Aim of the task. If an entry holds a picture, leave the picture out and copy the rest exactly.

------ Dataset excerpts ------

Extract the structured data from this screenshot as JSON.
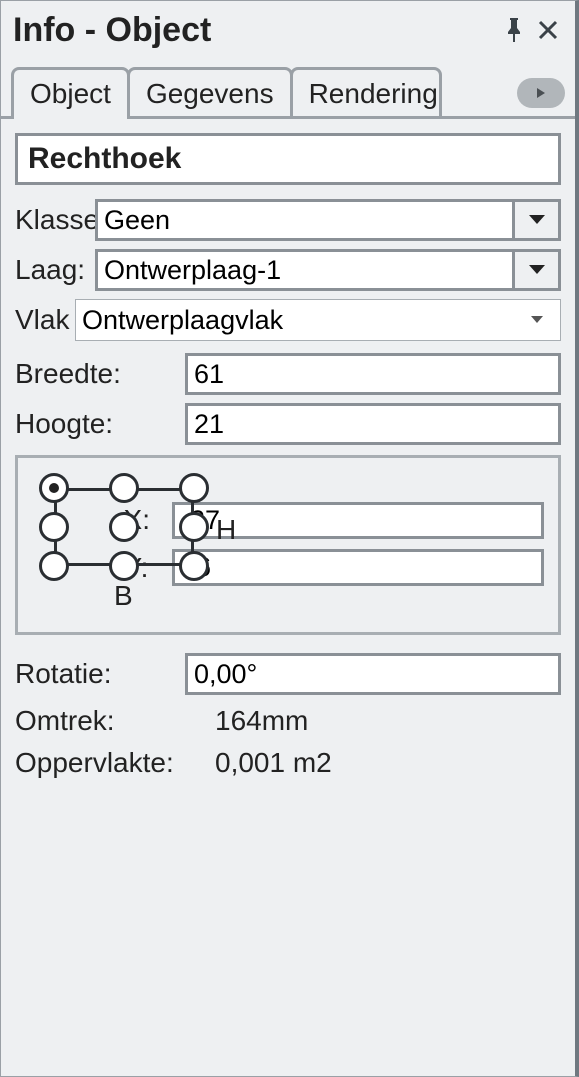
{
  "panel": {
    "title": "Info - Object"
  },
  "tabs": {
    "items": [
      {
        "label": "Object"
      },
      {
        "label": "Gegevens"
      },
      {
        "label": "Rendering"
      }
    ]
  },
  "shape": {
    "name": "Rechthoek"
  },
  "klasse": {
    "label": "Klasse",
    "value": "Geen"
  },
  "laag": {
    "label": "Laag:",
    "value": "Ontwerplaag-1"
  },
  "vlak": {
    "label": "Vlak",
    "value": "Ontwerplaagvlak"
  },
  "breedte": {
    "label": "Breedte:",
    "value": "61"
  },
  "hoogte": {
    "label": "Hoogte:",
    "value": "21"
  },
  "anchor": {
    "h_label": "H",
    "b_label": "B"
  },
  "pos": {
    "x_label": "X:",
    "y_label": "Y:",
    "x": "-27",
    "y": "36"
  },
  "rotatie": {
    "label": "Rotatie:",
    "value": "0,00°"
  },
  "omtrek": {
    "label": "Omtrek:",
    "value": "164mm"
  },
  "oppervlakte": {
    "label": "Oppervlakte:",
    "value": "0,001 m2"
  }
}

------

Answer section.
Extract the structured data from this screenshot as JSON.
{
  "panel": {
    "title": "Info - Object"
  },
  "tabs": {
    "items": [
      {
        "label": "Object"
      },
      {
        "label": "Gegevens"
      },
      {
        "label": "Rendering"
      }
    ]
  },
  "shape": {
    "name": "Rechthoek"
  },
  "klasse": {
    "label": "Klasse",
    "value": "Geen"
  },
  "laag": {
    "label": "Laag:",
    "value": "Ontwerplaag-1"
  },
  "vlak": {
    "label": "Vlak",
    "value": "Ontwerplaagvlak"
  },
  "breedte": {
    "label": "Breedte:",
    "value": "61"
  },
  "hoogte": {
    "label": "Hoogte:",
    "value": "21"
  },
  "anchor": {
    "h_label": "H",
    "b_label": "B"
  },
  "pos": {
    "x_label": "X:",
    "y_label": "Y:",
    "x": "-27",
    "y": "36"
  },
  "rotatie": {
    "label": "Rotatie:",
    "value": "0,00°"
  },
  "omtrek": {
    "label": "Omtrek:",
    "value": "164mm"
  },
  "oppervlakte": {
    "label": "Oppervlakte:",
    "value": "0,001 m2"
  }
}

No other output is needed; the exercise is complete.